### February 4 3:00pm, BRH 208

Rick Luttmann (Sonoma State)

• Title:
Carmichael Numbers
• Abstract:
Carmichael Numbers are composite counterexamples to the converse of Fermat's "Little Theorem". I will explain and prove the Fermat theorem, then consider its converse and why it's false. There is quite a bit known about Carmichael Numbers. It was only a quarter-century ago that it was determined there are infinitely many.

### March 4 3:00pm, BRH 208

Jay Cummings, Quin Darcy and Morgan Throckmorton (Sacramento State)
Natalie Hobson, Drew Horton, Keith Rhodewalt, and Ry Ulmer-Strack (Sonoma State)
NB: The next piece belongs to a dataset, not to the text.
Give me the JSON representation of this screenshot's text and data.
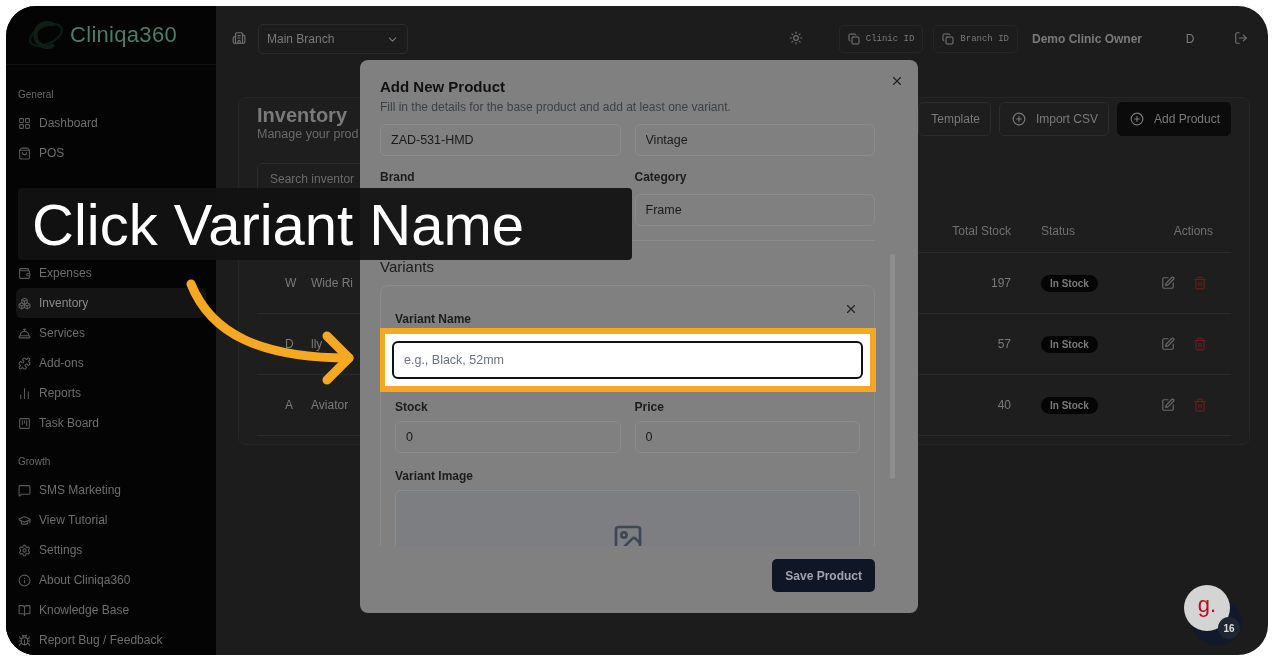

• Title:
Counting Pseudo Progressions
• Abstract:
Arithmetic progressions are sequences of numbers in which each consecutive term differ by the same constant. If we allow for more than one common difference between consecutive terms, then the progression is called a pseudo progression; if we allow up to m common differences, then it is called an $m$-pseudo progression. We will explore how to count the number of pseudo progressions in the set $\{1,2,\dots,n\}$, and discuss the applications of this to future work in Ramsey theory.

### April 22 3:00pm, BRH 208

Morgan Throckmorton (Sacramento State)

• Title:
Coloring the Integers: Pseudo Progressions and Ramsey Theory
• Abstract:
Van der Waerden's theorem states that if you color the integers $r$ distinct colors, there exists a least positive integer $n$ for which every coloring of $\{1,2,...,n\}$ contains a $k$-term monochromatic arithmetic progression. For our research, we expand on the definition of an arithmetic progression and define what we call an $m$-pseudo progression. We then use the idea behind this theorem to study our own van der Waerden-like numbers by looking for pseudo progressions. In this talk, I will introduce the basic idea behind our research and then further explain how we are using integer partitions and other methods to find these values.